England’s Test cricketers reassembled for training at The Kia Oval on Tuesday after a week spent stewing on the defeat at Trent Bridge, with two fresh faces in the squad and their firebrand vice-captain, Ben Stokes, of all people urging a more sensible approach.
Tom Westley will make his Test debut against South Africa at the Oval next week, with Dawid Malan is hoping to join him, after England named a 13-man squad on Thursday. With Gary Ballance ruled out of the third Test following the fractured left index finger the No3 suffered during the 340-run defeat at Trent Bridge, the England selectors have resisted the claims of Surrey opener Mark Stoneman and instead opted to draft in two middle order players.
Gary Ballance suffered a hairline fracture to his left index finger during the defeat to South Africa at Trent Bridge but has told England he is ready to bat in next week’s third Test. Ballance, who was struck by Morné Morkel during England’s fourth day collapse as the tourists levelled the series, saw the minor crack show up in an X-ray on Tuesday morning but has reported minimal discomfort and claims he is able to grip a bat handle unimpeded.
Muck Rack makes it simple to find people, tweets, or articles that mention any name, keyword, company, hashtag etc. We've compiled this guide to help you make the most of your search.
Selecting a term
Start searching tweets, articles from media outlets, articles mentioned in tweets, journalists'
names, titles and bios with some suggested searches:
Companies or Topics (e.g. iPhone, Microsoft)
Phrases (e.g. "cloud computing") — use quotes to keep the terms together
Twitter handles (e.g. @username) — returns those who have mentioned or replied to
Names (e.g. "David Pogue")
Hashtags (e.g. #sxsw, #london2012)
Bio details (e.g. vegan, Olympics, father)
Muck Rack's Advanced Search allows for many boolean operators.
Find results that mention multiple specified terms, use AND or
+. For example, ensure each result contains both Elon Musk and Mark Zuckerberg by
searching Obama AND Romney or Obama + Romney.
Use the operators OR or , to broaden your search when you'd like either of
multiple terms to appear in results. (This is the default behavior of our search when no operators
are used.) For example, search for democrat OR republican to find results that refer to
Democrats and/or Republicans.
Use NOT or - to subtract results from your search. For
example, searching Disney will yield results about the Walt Disney Company as well as Walt Disney
World Resort. To exclude mentions of Disney World, search for Disney -World or Disney
When using one of these operators with a phrase, enclose it in quotation marks. For example, you can
find results about smartphones excluding Apple's iPhone 4S by searching smartphone -"iPhone
Exact case matching or punctuation
If you're searching for a brand name or keyword that relies on specific punctuation marks or capitalization, you can
find results that match your exact query by adding matchcase: before the keyword you're searching for, like matchcase:E*TRADE .
Use parentheses to separate multiple
boolean phrases.

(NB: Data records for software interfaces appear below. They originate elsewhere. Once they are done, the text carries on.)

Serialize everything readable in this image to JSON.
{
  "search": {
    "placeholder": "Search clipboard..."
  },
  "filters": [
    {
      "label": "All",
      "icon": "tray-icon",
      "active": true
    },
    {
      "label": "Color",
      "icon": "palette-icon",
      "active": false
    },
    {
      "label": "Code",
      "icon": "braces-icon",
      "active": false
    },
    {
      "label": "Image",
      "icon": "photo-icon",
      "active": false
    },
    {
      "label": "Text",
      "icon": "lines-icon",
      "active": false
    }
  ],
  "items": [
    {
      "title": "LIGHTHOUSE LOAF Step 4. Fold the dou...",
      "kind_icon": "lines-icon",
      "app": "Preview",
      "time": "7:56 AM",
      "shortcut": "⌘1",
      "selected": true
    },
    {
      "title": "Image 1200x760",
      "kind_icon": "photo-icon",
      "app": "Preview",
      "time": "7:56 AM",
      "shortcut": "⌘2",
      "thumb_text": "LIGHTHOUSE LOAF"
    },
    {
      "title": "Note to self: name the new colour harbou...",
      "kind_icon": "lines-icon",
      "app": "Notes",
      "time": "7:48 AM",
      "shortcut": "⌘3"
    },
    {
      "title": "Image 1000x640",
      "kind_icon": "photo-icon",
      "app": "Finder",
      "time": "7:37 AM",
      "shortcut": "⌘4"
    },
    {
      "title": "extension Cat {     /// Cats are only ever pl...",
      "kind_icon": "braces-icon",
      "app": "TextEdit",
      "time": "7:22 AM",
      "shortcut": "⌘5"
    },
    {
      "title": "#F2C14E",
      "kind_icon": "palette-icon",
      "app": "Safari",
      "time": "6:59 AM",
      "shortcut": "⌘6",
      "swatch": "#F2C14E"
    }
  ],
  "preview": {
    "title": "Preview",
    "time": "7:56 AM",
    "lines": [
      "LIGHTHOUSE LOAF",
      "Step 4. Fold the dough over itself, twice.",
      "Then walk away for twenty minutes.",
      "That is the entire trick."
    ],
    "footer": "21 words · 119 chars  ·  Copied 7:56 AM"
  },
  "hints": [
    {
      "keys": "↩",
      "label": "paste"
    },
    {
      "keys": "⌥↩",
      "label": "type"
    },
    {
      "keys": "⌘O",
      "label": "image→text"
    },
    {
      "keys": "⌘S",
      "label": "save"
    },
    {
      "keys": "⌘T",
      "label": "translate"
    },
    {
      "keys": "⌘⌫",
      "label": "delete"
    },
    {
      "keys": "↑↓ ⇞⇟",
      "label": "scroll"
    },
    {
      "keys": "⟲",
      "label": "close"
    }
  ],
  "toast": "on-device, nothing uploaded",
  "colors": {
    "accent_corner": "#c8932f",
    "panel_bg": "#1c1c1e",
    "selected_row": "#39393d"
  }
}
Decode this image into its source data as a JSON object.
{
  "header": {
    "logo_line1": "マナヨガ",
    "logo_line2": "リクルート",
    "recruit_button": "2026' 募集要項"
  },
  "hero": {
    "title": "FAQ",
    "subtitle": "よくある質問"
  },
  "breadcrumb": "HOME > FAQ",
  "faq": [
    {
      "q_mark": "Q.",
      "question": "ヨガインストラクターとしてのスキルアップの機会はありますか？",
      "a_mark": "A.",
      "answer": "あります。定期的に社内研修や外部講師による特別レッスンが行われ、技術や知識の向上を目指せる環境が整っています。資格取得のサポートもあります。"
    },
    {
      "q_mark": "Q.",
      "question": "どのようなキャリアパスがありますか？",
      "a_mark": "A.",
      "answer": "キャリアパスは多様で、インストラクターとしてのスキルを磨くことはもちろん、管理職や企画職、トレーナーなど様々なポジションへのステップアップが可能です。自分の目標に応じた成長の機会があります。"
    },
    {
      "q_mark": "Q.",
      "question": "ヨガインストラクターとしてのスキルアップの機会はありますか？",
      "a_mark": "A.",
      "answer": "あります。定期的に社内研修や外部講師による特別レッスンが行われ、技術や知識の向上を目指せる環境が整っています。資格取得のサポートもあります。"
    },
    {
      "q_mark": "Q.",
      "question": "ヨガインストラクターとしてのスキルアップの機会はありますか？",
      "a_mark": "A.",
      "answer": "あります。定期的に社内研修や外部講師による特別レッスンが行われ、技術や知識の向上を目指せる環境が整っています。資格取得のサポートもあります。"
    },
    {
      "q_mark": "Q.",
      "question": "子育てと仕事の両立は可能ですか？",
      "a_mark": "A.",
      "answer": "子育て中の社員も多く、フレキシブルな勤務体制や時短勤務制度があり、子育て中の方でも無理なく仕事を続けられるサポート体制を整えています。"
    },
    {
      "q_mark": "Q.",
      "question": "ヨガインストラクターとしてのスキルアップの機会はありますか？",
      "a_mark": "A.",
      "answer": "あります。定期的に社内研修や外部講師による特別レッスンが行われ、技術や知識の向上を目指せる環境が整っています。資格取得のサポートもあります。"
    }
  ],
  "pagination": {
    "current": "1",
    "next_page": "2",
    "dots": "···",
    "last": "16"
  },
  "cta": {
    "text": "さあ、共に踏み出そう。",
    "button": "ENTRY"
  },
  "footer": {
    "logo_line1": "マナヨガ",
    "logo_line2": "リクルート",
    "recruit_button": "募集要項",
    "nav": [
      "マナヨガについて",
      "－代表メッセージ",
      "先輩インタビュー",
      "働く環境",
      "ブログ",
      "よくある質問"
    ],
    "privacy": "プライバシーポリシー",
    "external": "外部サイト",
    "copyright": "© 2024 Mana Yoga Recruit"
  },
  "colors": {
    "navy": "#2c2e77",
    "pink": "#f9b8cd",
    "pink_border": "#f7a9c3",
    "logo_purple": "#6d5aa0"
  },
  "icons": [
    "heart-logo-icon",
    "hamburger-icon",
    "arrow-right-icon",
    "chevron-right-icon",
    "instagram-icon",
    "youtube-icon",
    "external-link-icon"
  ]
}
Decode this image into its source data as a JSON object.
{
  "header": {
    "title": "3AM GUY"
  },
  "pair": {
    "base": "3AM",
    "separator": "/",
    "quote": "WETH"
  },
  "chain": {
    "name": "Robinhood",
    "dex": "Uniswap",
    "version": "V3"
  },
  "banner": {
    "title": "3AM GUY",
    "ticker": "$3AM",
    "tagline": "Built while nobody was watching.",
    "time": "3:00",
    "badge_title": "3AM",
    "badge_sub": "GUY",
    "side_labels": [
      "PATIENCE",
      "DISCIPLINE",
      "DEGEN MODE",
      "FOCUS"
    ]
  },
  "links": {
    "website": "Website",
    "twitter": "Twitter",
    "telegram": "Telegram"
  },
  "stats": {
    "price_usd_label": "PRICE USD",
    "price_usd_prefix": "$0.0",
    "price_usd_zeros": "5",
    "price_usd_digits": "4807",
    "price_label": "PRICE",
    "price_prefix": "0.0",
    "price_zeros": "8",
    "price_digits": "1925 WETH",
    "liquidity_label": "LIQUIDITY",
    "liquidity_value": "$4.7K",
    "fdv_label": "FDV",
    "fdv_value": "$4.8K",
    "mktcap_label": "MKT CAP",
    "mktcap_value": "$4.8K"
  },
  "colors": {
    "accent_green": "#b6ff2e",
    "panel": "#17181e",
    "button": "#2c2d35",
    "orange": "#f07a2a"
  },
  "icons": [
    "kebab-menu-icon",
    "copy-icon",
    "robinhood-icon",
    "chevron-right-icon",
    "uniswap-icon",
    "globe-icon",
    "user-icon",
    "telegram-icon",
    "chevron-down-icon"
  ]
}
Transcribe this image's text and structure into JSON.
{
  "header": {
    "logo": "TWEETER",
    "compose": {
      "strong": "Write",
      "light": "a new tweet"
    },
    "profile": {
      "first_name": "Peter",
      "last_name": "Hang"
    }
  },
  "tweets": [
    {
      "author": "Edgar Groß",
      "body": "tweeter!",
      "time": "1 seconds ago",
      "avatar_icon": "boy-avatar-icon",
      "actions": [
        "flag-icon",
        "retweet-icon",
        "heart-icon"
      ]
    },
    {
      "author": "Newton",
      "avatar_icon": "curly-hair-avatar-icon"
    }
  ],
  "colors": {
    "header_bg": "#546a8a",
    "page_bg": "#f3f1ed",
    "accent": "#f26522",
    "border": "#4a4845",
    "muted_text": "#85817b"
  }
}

For example, to find journalists talking about having fun in Disney World or
Disneyland, search for ("disney world" OR disneyland) AND fun.
An asterisk can be used to search for any variation of a root word truncated by the asterisk. For example, searching for admin* will return results for administrator, administration, administer, administered, etc.
A near operator is an AND operator where you can control the distance between the words. You can vary the distance the near operation uses by adding a forward slash and number (between 0-99) such as strawberries NEAR/10 "whipped cream", which means the strawberries must exist within 10 words of "whipped cream".